__Requirement__. A line belongs in the answer if it contains "全部验证"; copy every such line from the entries below.

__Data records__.
────────

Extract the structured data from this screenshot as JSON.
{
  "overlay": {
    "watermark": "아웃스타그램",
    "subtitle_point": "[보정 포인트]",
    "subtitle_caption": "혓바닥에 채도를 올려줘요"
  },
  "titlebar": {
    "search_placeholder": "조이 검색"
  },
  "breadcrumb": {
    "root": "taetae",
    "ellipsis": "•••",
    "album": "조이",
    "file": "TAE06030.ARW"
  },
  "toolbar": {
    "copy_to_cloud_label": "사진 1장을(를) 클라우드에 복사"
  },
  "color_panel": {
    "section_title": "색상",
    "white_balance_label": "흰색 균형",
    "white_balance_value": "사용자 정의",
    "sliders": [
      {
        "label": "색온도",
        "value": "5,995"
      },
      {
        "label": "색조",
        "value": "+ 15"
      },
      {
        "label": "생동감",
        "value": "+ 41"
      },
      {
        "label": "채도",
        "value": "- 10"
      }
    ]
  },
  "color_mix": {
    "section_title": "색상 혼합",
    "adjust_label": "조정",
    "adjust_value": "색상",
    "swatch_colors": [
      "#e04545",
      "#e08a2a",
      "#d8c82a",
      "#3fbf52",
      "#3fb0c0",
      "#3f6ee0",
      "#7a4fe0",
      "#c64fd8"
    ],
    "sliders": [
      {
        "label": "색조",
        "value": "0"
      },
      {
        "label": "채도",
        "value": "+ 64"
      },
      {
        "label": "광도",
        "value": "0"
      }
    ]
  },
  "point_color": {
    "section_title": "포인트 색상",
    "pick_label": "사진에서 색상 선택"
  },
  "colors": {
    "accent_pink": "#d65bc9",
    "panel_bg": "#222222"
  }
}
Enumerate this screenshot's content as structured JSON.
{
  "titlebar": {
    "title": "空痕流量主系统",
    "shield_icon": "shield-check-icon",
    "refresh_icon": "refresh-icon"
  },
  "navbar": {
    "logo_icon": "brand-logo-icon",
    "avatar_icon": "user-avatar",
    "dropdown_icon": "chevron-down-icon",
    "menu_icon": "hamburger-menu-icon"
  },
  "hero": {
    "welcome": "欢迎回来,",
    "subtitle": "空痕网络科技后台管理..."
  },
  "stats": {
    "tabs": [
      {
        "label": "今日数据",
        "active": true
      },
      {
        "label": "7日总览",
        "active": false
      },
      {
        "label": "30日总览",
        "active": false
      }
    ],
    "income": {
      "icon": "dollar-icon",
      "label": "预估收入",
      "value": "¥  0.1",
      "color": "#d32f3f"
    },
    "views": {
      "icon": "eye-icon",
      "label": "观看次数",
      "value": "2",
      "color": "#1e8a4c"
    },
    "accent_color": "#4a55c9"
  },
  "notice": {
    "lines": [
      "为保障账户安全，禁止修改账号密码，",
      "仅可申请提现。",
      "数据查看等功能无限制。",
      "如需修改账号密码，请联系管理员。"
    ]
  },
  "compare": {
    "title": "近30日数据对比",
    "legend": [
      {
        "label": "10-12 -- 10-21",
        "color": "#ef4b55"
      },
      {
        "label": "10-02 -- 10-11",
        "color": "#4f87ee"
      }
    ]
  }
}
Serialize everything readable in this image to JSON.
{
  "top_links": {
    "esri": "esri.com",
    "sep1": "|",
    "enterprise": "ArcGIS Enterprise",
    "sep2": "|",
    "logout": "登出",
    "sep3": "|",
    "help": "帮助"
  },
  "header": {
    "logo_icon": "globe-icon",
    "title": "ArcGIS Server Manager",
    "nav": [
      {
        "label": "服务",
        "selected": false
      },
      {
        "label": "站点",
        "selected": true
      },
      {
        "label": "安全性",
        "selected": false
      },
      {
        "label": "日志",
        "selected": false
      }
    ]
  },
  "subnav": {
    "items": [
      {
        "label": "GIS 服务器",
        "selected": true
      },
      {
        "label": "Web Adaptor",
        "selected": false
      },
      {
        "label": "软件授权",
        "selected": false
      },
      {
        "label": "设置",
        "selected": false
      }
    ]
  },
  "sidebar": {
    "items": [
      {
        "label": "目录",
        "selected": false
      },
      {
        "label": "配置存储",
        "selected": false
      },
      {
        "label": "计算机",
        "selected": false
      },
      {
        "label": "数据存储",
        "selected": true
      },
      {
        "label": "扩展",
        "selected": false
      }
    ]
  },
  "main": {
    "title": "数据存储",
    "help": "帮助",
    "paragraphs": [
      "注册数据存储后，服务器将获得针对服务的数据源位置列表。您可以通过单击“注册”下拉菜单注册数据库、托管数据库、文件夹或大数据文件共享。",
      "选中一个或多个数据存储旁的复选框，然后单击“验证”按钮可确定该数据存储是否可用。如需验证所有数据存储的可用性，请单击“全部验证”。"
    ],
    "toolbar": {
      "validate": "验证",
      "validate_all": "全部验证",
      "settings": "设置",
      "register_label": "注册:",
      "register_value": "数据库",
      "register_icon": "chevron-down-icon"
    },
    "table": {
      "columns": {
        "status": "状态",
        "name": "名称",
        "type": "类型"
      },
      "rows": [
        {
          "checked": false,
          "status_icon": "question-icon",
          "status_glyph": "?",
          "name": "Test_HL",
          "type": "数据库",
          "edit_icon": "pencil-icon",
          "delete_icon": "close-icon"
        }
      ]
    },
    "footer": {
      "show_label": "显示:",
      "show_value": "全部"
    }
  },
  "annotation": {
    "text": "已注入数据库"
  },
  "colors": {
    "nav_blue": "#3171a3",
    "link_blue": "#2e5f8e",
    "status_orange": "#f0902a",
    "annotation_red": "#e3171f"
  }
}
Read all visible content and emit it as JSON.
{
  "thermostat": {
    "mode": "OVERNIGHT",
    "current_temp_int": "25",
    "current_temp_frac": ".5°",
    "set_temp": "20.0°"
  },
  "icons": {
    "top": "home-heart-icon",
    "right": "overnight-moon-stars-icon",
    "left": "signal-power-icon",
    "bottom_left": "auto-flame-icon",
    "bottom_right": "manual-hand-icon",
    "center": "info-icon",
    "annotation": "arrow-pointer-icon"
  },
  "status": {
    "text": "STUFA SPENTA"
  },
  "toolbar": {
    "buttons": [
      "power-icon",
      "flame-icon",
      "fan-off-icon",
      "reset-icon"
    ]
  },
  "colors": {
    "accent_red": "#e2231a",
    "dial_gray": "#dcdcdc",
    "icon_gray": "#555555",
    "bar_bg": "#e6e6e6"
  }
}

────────

__Reply to the task__.
      "选中一个或多个数据存储旁的复选框，然后单击“验证”按钮可确定该数据存储是否可用。如需验证所有数据存储的可用性，请单击“全部验证”。"
      "validate_all": "全部验证",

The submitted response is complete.